'''

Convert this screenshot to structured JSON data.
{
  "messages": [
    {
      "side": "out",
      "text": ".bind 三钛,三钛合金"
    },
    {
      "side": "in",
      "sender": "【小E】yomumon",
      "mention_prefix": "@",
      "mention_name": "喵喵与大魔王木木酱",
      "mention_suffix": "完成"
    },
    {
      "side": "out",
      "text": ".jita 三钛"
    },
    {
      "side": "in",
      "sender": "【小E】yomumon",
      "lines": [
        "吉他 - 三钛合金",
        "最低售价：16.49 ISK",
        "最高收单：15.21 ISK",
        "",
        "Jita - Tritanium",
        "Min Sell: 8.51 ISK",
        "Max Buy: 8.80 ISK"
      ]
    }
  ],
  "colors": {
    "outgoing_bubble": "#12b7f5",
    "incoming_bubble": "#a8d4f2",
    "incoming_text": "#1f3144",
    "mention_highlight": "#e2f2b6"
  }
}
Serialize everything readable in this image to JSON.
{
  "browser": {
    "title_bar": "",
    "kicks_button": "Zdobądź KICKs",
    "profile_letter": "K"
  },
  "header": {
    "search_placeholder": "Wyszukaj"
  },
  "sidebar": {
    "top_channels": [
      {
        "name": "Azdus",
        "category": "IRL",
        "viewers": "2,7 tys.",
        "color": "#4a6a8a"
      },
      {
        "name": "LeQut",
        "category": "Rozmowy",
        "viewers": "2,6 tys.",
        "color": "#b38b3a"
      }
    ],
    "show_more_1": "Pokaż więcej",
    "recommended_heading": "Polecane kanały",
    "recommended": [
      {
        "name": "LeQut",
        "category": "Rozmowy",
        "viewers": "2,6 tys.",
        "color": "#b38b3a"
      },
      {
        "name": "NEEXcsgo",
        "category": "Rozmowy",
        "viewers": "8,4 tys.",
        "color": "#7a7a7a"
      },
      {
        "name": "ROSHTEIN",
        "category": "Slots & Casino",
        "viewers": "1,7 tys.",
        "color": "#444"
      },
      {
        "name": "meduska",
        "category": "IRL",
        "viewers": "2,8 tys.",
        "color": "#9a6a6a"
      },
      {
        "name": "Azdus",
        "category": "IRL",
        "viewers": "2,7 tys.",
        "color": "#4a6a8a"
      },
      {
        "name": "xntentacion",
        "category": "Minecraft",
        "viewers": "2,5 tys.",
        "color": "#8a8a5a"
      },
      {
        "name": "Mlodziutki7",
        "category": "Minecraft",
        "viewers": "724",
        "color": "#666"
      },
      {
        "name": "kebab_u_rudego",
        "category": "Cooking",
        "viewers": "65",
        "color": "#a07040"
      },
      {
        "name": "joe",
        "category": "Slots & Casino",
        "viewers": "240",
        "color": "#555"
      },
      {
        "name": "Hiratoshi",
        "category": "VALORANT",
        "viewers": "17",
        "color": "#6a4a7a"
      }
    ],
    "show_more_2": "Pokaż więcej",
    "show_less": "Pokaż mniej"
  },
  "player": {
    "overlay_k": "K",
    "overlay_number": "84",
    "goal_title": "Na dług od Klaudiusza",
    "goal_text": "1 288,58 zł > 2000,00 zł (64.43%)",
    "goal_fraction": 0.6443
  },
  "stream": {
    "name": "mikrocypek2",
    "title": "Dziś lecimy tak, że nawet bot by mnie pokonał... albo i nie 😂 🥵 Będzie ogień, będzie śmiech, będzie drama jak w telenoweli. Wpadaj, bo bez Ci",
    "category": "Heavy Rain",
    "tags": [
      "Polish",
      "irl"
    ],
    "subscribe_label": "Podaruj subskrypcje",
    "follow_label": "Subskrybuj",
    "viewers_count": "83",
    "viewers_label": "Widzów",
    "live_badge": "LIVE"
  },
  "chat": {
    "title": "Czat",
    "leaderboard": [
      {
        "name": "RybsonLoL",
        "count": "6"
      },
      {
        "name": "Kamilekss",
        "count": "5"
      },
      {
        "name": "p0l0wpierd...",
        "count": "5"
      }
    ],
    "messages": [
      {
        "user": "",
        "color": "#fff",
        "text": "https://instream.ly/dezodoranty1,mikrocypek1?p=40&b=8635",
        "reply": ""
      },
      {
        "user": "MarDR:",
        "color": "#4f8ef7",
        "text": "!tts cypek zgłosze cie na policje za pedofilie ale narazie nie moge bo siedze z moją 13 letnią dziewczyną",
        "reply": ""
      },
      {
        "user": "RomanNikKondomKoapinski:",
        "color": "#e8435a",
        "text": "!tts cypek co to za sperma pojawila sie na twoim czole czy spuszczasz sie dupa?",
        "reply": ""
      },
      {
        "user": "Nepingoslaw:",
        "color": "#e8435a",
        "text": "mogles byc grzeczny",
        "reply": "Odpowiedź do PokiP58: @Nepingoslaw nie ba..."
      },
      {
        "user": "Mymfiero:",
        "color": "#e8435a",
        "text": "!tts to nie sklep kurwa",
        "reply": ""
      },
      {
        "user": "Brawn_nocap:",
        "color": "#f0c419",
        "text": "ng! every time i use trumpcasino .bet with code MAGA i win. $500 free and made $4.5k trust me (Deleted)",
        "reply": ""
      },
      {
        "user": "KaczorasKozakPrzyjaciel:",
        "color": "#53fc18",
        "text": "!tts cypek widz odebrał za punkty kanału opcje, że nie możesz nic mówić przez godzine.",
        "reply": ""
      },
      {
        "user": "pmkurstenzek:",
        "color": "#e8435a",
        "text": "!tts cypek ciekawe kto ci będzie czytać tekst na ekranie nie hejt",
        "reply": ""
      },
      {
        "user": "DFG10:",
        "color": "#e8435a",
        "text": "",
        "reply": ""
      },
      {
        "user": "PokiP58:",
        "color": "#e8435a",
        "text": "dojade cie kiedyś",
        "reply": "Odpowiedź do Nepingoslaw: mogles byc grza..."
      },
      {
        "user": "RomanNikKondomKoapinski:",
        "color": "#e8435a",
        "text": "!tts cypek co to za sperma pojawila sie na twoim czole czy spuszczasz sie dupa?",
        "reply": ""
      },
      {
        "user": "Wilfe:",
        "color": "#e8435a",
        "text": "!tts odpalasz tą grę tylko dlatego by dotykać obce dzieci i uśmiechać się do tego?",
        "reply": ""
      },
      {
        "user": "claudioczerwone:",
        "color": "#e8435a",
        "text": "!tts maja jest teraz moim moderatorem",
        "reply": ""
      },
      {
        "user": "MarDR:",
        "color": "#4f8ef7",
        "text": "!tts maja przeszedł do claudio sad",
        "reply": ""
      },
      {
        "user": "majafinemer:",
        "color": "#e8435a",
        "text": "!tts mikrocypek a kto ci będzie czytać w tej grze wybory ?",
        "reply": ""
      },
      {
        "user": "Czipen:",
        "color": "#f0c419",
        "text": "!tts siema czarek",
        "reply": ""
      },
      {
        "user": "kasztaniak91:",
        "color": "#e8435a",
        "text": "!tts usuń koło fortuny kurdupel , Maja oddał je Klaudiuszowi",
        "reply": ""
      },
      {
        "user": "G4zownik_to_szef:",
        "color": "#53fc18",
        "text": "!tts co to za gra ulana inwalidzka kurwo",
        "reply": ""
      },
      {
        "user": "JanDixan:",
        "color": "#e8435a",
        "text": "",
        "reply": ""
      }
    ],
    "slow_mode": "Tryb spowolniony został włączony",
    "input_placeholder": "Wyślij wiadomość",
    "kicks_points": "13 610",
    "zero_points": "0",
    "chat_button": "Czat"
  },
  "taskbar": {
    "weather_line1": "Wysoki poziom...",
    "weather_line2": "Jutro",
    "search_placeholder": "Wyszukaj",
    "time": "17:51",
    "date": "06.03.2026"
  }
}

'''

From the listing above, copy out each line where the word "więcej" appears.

* Answer area *
    "show_more_1": "Pokaż więcej",
    "show_more_2": "Pokaż więcej",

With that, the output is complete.